Meanwhile, Kathryn Mais, sales manager of Lane End Conference Centre, says the market is responding. “There has been an ever increasing choice of venues for organisers to choose from,” she says. “This, coupled with the amalgamation of chains and the takeover of conference centres has made it hard for organisers to keep up with the options available to them.”
From a technological perspective, 2008 promises greater levels of interactivity, as delegates demand more engagement, while the rise of the virtual business conference should also continue.
“If our past year is to be a barometer, there has been a real shift in the level of interactivity at events,” says Chris Elmitt, director at Crystal Interactive. “Four or five years ago we were educating the market about interactivity, so 80% of our enquiries were from people we had proactively approached, with just 20% unsolicited. Today the figures are reversed.”
Rob Allen, chairman of Eventia and chief executive of marketing communications agency TRO, certainly views this as a positive step. “The smart conference organisers are investing in interactive technology to increase audience engagement,” he says.
“One-way communication to passive audiences will gradually become a thing of the past, and discussion formats enabling a genuine sharing of information will take over. In 2007, the events industry’s own annual conference, The Summer Eventia, used a free-form discussion format combined with interactive technology to identify and explore core issues affecting the industry. The outcomes provided a set of goals for the industry to reach.”

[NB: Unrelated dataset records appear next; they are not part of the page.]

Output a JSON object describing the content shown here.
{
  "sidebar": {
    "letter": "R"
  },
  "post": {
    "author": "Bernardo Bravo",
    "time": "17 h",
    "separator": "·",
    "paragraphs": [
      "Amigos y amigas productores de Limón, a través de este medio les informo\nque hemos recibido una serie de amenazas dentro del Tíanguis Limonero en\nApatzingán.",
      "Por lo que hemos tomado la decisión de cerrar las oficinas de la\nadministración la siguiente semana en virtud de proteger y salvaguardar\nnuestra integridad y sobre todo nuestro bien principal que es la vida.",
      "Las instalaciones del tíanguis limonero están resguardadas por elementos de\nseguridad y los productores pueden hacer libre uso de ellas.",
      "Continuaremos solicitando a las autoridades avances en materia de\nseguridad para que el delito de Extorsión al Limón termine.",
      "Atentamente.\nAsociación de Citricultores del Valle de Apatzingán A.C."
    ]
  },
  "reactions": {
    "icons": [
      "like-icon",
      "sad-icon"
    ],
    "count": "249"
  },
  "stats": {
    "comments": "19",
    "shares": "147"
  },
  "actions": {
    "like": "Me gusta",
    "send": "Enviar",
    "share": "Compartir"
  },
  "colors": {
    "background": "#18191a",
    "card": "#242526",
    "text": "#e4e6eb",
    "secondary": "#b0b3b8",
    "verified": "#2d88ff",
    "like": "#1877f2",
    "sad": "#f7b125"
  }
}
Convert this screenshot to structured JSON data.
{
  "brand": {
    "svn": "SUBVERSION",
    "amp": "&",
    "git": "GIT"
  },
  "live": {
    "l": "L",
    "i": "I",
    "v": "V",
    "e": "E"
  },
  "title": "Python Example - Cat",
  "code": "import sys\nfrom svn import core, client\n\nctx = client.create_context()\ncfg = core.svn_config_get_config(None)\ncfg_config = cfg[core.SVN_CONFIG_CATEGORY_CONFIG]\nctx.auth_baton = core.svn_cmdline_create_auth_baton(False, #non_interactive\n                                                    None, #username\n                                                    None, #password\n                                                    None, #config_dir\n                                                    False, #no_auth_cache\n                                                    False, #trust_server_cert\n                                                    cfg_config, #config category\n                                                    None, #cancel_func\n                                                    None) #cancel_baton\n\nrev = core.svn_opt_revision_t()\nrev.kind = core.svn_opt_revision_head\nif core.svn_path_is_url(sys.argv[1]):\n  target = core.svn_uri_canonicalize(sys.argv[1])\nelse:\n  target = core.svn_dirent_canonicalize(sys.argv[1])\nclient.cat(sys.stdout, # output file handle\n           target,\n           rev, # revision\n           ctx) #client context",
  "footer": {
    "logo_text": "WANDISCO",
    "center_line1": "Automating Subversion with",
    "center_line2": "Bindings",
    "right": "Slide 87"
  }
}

On conferences in the virtual space, Peter Dunkley, director at Depo Consulting, says: “We are expecting to see a significant increase in companies using virtual environments, such as Second Life, for meetings and small conferences. We have already seen companies such as City law firm Field Fisher Waterhouse beginning to use their virtual offices for both internal and external meetings, and there is significant potential to reduce travel, save costs and increase productivity as a result.
Although few in the conference industry probably take this trend seriously, it would seem wise, nonetheless, for providers of conference and meetings facilities to look at how the potential to use virtual social spaces such as Second Life might impact on their business, particularly as the need to reduce carbon footprints (as well as cost) drives an increasing number of companies to examine the alternatives. Providing managed facilities might be an opportunity rather than a threat.